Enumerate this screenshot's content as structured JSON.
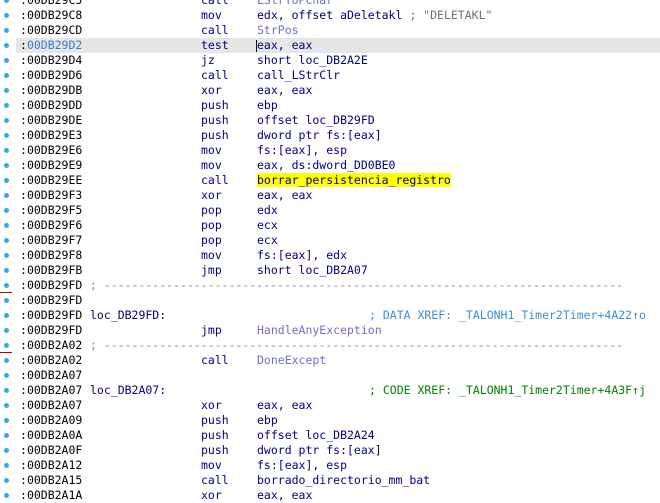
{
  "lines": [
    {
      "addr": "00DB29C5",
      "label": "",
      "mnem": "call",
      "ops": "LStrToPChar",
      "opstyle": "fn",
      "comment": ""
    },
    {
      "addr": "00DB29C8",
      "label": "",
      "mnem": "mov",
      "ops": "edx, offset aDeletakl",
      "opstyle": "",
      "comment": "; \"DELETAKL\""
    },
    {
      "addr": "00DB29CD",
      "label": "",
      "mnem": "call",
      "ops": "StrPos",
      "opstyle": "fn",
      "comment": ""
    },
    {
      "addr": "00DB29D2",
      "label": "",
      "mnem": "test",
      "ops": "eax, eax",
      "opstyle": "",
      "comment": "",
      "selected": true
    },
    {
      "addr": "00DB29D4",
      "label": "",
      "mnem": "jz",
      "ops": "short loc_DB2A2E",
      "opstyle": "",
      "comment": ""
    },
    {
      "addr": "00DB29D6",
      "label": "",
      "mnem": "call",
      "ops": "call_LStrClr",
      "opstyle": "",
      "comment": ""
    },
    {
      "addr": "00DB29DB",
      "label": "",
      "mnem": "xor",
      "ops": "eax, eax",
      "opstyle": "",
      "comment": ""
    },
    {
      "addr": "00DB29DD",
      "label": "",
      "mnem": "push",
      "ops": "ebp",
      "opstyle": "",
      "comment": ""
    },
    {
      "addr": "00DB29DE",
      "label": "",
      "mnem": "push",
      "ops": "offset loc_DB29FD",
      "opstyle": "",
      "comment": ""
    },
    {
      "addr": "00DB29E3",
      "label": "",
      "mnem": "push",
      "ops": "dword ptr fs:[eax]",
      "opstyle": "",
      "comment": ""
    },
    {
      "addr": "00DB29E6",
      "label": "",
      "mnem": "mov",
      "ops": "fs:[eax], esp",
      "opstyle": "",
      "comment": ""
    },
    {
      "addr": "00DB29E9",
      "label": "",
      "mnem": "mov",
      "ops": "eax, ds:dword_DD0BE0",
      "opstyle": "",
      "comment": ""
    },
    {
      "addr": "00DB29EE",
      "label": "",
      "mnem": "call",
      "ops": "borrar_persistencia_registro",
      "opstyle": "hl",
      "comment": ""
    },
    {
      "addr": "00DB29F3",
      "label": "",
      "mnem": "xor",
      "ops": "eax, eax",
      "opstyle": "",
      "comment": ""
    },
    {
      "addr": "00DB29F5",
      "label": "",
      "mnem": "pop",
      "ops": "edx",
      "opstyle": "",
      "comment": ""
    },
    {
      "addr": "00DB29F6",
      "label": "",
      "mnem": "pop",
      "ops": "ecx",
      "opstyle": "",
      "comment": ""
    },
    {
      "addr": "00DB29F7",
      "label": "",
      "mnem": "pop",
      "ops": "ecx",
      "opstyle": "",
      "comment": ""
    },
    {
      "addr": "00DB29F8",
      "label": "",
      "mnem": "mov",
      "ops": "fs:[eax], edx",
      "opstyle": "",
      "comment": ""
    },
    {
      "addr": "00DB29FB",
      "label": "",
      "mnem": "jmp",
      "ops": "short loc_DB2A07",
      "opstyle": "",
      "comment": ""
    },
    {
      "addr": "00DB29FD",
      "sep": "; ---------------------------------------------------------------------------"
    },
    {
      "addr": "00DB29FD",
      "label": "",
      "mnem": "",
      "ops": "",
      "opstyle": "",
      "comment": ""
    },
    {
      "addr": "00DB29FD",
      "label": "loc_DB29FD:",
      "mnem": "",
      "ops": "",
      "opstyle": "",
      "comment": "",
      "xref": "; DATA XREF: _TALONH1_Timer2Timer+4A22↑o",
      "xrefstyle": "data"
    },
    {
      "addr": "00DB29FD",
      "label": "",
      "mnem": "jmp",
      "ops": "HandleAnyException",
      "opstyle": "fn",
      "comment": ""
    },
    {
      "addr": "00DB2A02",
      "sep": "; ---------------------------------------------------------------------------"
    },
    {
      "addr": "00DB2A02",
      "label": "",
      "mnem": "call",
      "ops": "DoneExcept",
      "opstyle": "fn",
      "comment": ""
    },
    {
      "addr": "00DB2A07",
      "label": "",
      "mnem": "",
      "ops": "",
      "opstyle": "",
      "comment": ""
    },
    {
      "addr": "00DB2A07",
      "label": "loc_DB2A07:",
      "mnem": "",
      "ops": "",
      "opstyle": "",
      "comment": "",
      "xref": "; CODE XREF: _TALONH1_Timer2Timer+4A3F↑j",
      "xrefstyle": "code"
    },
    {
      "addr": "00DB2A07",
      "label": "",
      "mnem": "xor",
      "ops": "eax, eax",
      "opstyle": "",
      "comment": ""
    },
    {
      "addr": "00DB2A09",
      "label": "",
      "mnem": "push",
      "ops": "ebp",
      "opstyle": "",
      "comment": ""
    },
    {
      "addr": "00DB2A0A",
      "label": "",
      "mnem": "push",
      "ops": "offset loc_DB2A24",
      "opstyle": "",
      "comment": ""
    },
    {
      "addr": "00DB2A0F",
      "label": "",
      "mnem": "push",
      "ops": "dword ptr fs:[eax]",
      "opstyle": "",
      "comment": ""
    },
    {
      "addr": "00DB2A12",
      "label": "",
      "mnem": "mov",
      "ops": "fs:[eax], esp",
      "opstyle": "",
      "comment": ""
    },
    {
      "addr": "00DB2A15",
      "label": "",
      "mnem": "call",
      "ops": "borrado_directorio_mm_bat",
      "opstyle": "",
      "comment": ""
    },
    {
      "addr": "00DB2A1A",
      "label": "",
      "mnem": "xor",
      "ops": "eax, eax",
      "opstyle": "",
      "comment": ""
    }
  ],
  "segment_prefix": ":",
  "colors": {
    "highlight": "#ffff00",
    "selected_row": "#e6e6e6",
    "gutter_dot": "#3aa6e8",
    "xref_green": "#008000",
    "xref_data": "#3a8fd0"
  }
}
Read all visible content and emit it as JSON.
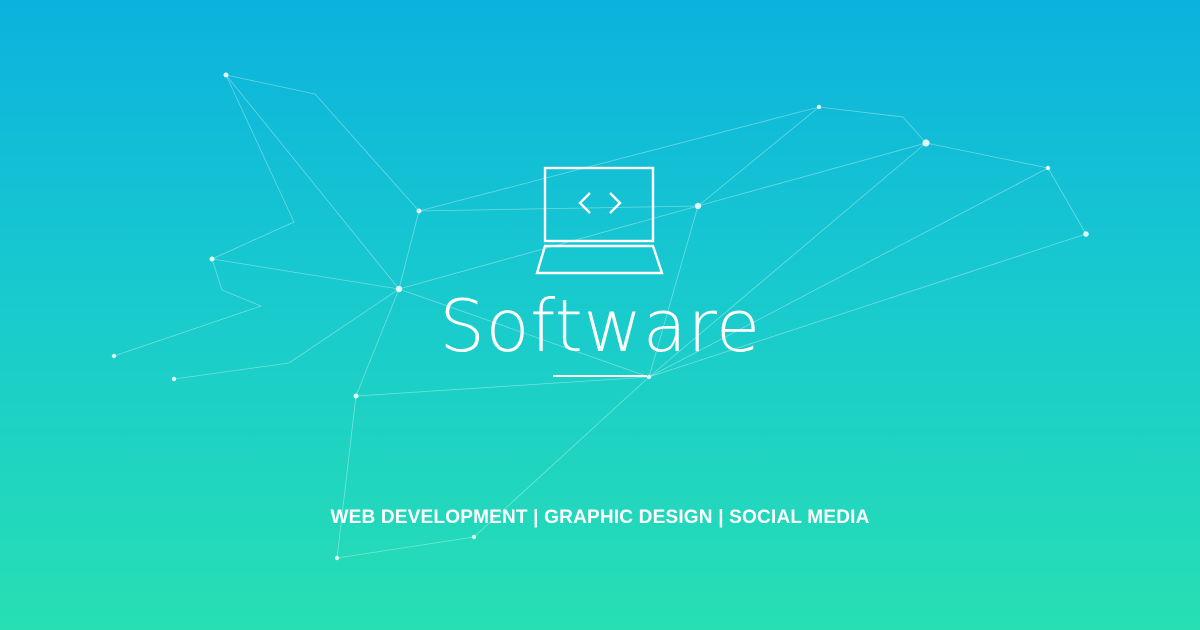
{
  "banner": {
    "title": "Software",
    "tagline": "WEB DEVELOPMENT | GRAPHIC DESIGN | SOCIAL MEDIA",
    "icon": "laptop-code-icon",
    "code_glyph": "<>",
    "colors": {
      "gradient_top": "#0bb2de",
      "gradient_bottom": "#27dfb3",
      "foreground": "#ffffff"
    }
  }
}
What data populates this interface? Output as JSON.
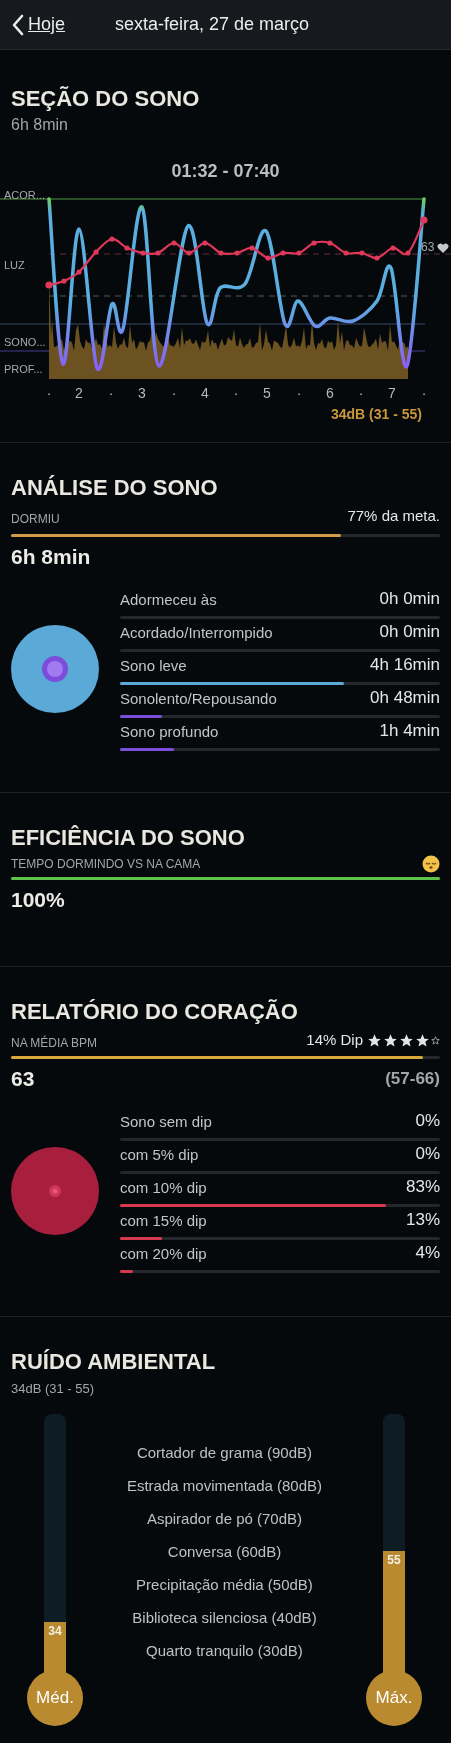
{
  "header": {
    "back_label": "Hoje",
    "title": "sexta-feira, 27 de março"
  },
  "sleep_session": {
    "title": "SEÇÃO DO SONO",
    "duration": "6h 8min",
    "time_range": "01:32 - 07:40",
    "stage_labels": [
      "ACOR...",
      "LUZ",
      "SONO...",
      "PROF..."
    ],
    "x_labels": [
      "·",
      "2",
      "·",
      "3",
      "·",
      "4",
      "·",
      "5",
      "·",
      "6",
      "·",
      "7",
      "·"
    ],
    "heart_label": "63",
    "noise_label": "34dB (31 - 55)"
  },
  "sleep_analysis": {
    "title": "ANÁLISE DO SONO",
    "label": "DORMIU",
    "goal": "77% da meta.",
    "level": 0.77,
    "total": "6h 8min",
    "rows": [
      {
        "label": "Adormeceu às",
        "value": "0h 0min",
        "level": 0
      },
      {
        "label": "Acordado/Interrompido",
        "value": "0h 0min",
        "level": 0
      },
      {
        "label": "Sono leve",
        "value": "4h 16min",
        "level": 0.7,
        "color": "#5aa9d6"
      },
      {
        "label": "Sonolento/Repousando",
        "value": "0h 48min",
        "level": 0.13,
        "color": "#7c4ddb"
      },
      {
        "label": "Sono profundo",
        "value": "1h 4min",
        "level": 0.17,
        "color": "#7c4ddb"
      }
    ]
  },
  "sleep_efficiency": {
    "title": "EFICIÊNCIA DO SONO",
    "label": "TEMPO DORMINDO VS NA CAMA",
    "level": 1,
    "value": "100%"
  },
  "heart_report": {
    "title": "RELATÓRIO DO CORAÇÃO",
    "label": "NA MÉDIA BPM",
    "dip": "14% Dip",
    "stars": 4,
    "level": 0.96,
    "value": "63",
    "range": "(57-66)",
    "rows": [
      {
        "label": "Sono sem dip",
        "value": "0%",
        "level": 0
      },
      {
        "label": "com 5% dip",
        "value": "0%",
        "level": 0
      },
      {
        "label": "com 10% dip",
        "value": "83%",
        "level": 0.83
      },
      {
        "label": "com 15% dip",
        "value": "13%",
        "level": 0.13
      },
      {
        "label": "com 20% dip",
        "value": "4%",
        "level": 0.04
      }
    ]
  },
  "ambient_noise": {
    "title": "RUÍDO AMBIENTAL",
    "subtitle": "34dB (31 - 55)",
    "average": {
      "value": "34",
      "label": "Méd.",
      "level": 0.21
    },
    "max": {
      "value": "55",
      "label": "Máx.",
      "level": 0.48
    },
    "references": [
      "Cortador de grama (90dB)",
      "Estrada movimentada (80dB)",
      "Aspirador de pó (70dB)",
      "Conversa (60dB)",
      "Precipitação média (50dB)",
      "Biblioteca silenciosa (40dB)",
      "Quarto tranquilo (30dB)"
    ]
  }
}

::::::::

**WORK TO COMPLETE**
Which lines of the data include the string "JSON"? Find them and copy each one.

**TASK RESULT**
Enumerate this screenshot's content as structured JSON.
Read all visible content and emit it as JSON.
What data populates this interface? Output as JSON.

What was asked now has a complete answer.